Award-winning historian Catrine Clay tells the gripping stories of six ordinary Germans who witnessed the rise of Nazism in Germany from within and dared to resist it. After 1933, as the brutal terror regime took hold, most of the two-thirds of Germans who had never voted for the Nazis - some 40 million people - tried to keep their heads down and protect their families. They moved to the country, or pretended to support the regime to avoid being denounced by neighbours, and tried to work out what was really happening in the Reich, surrounded as they were by Nazi propaganda and fake news. They lived in fear. Might they lose their jobs? Their homes? Their freedom? What would we have done in their place? Many ordinary Germans found the courage to resist, in the full knowledge that they could be sentenced to indefinite incarceration, torture or outright execution. Catrine Clay argues that it was a much greater number than was ever formally recorded: teachers, lawyers, factory and dock workers, housewives, shopkeepers, church members, trade unionists, army officers, aristocrats, Social Democrats, Socialists and Communists. Catrine Clay's ground-breaking book focuses on six very different characters: each experiencing the momentous events of Nazi history as they unfold in their own small lives.

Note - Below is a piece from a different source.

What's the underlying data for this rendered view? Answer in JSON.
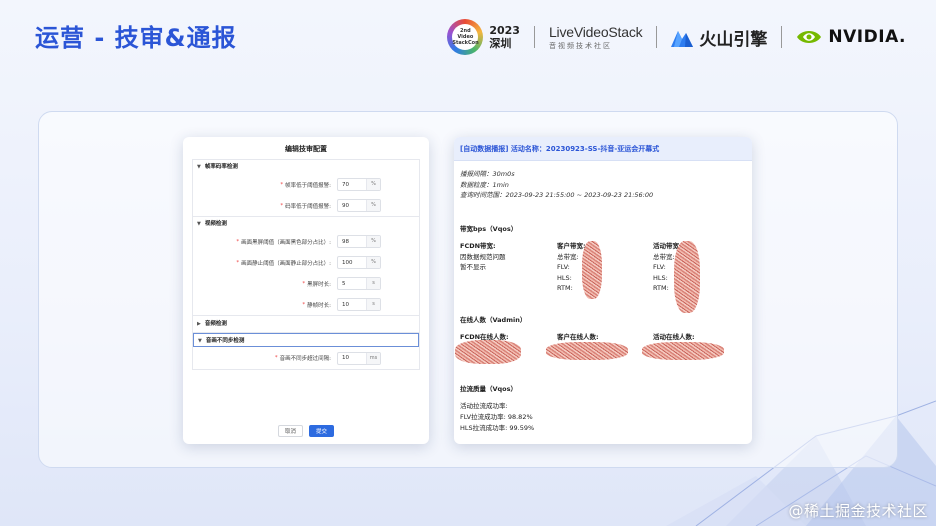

Catrine Clay worked for the BBC for over twenty years, directing and producing award-winning television documentaries. She is the author of King, Kaiser, Tsar, Trautmann's Journey and Labyrinths. THE GOOD GERMANS will be read on Book of the Week, BBC Radio 4 in the Autumn.
THE CROWN IN CRISIS: Countdown to the Abdication by ALEXANDER LARMAN
Weidenfeld & Nicolson hardback, 9 July 2020
In December 1936, Britain faced a constitutional crisis that was the gravest threat to the institution of the monarchy since the execution of Charles I. The ruling monarch, Edward VIII, wished to marry the American divorcée Wallis Simpson and crown her as his Queen. His actions scandalised the establishment, who were desperate to avoid an international embarrassment at a time when war seemed imminent. That the King was rumoured to have Nazi sympathies only strengthened their determination that he should be forced off the throne, by any means necessary. Using previously unpublished and rare archival material, and new interviews with those who knew Edward and Wallis, THE CROWN IN CRISIS is the conclusive exploration of how an unthinkable and unprecedented event tore the country apart, as its monarch prized his personal happiness above all else. This seismic event has been written about before but never with the ticking-clock suspense and pace of the thriller that it undoubtedly was for all its participants. THE CROWN IN CRISIS by Alex Larman is the definitive book about the events of 1936.
Alexander Larman is a historian and journalist. He is the author of three previous acclaimed books of historical and literary biography. He writes for the Times, Observer and Telegraph, as well as The Spectator and The Critic.